Check each line of the material below, and copy it if it holds the string "JSON".

□ □ □ □

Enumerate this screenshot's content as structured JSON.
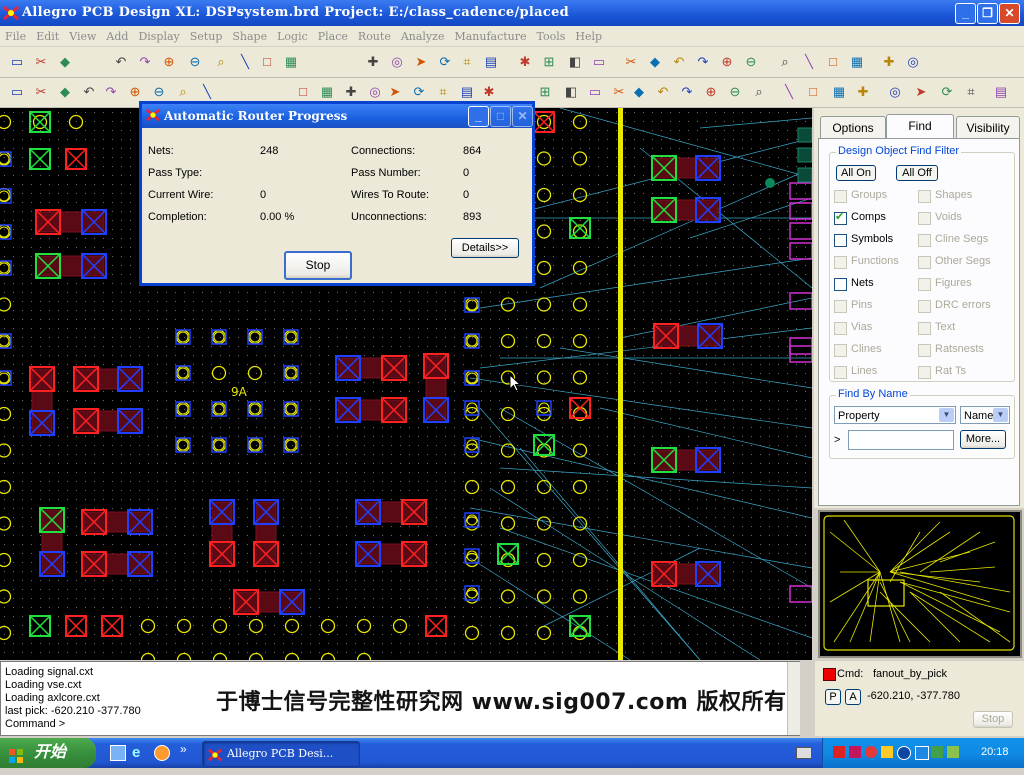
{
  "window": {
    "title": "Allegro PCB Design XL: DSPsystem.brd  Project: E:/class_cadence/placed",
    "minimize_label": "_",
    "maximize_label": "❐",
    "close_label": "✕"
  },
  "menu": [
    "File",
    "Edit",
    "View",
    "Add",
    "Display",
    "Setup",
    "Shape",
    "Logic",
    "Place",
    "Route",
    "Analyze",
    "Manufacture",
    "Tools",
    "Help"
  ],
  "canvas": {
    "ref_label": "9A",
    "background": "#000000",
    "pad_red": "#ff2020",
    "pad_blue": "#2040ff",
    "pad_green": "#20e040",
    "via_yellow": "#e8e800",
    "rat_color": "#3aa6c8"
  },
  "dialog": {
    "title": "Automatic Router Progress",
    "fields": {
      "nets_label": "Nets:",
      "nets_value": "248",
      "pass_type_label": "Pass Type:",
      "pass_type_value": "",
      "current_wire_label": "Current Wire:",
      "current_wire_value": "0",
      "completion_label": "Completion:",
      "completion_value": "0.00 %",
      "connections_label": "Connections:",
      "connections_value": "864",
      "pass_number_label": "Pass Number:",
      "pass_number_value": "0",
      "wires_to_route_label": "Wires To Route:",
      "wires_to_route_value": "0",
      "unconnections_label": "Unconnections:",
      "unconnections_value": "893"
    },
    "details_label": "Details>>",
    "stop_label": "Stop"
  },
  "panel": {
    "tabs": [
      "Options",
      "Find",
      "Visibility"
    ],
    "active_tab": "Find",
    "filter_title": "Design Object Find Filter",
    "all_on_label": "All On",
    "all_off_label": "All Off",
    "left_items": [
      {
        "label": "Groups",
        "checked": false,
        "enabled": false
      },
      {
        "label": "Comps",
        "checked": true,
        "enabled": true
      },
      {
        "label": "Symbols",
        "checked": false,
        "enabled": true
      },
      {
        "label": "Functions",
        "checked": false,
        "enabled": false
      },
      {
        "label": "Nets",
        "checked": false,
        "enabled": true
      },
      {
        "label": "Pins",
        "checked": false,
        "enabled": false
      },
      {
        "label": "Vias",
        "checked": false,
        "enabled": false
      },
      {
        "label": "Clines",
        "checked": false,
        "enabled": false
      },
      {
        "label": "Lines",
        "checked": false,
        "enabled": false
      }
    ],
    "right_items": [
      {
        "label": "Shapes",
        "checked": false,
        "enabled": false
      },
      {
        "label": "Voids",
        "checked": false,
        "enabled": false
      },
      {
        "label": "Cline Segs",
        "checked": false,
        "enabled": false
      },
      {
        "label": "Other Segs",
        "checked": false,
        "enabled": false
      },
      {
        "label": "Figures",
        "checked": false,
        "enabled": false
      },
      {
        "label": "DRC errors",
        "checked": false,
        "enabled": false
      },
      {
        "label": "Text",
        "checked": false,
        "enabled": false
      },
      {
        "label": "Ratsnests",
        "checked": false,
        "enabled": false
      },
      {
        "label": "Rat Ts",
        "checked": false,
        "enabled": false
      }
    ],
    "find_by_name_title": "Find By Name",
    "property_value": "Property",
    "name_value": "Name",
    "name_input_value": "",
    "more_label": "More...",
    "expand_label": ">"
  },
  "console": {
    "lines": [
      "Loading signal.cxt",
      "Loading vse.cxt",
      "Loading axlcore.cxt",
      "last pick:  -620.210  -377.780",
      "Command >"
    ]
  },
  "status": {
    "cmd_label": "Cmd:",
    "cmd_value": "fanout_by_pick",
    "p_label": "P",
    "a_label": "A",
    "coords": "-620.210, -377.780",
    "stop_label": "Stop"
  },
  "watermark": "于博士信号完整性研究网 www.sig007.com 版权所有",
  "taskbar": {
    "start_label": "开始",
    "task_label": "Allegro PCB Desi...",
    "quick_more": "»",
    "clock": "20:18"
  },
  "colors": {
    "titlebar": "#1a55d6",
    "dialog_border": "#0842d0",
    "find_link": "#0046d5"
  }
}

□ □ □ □

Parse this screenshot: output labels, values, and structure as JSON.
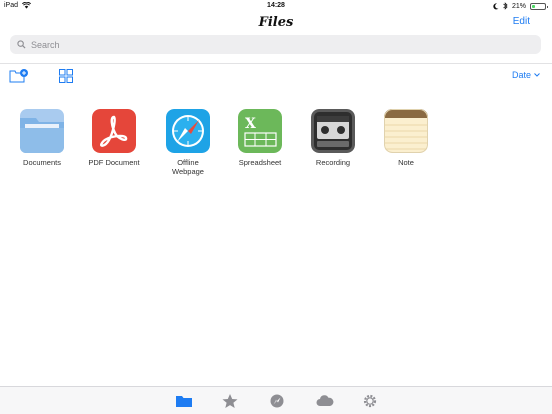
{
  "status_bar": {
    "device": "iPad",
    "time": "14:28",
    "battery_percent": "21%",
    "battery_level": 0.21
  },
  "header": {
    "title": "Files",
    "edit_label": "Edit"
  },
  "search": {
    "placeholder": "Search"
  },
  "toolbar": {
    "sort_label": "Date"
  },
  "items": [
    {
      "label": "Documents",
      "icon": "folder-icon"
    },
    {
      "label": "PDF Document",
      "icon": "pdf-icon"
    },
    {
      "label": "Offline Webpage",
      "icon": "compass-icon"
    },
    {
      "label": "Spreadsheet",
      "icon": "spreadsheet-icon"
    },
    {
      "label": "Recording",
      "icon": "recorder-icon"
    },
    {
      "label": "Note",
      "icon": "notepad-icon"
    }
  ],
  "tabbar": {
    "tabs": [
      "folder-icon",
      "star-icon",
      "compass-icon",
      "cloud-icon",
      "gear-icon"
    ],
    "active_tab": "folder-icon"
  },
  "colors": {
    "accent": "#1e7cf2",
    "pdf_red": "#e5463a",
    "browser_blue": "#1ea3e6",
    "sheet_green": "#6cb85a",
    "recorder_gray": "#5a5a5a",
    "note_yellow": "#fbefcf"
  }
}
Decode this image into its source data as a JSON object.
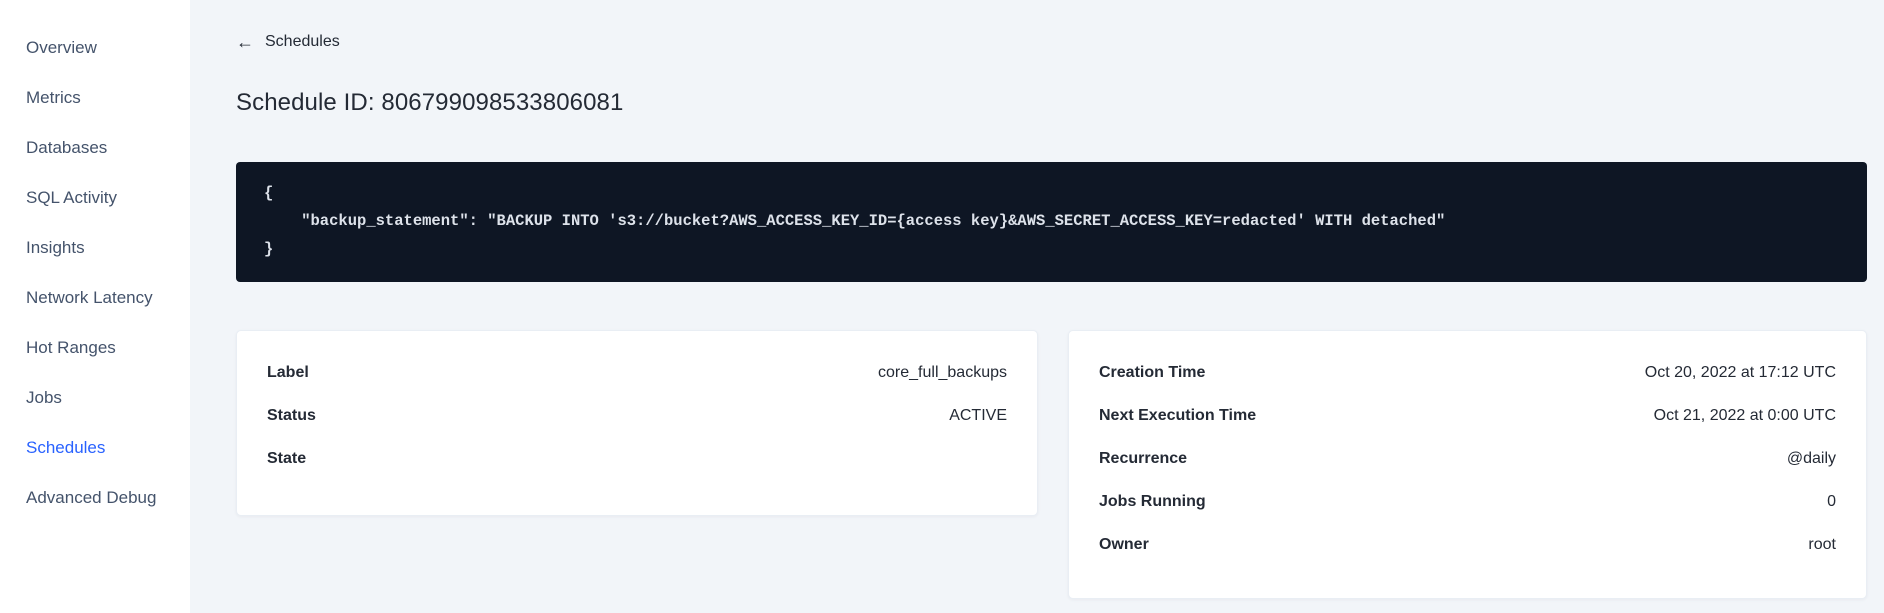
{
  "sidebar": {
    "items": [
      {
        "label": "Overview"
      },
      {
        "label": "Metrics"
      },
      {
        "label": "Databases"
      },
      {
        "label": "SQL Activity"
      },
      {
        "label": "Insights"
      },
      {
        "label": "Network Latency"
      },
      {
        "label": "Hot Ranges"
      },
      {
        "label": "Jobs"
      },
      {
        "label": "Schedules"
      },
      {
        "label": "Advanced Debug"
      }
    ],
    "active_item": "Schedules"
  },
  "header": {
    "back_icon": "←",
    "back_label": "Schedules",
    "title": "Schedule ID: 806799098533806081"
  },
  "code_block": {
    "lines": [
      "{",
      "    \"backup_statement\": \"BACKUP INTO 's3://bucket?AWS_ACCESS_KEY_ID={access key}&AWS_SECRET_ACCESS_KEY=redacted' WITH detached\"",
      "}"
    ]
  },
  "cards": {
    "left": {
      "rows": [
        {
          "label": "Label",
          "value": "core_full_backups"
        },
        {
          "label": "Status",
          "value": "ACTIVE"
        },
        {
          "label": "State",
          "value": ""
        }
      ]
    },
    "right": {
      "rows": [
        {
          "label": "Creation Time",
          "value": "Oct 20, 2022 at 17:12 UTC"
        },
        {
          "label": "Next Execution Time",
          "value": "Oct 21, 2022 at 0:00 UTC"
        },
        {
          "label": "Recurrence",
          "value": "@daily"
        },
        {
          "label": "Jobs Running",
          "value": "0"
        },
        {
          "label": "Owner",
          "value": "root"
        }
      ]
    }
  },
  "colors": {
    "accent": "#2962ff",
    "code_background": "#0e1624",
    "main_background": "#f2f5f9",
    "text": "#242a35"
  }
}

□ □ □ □

## Written solution
Enumerate this screenshot's content as structured JSON.
Parse this screenshot: output labels, values, and structure as JSON.
Decode this image into its source data as a JSON object.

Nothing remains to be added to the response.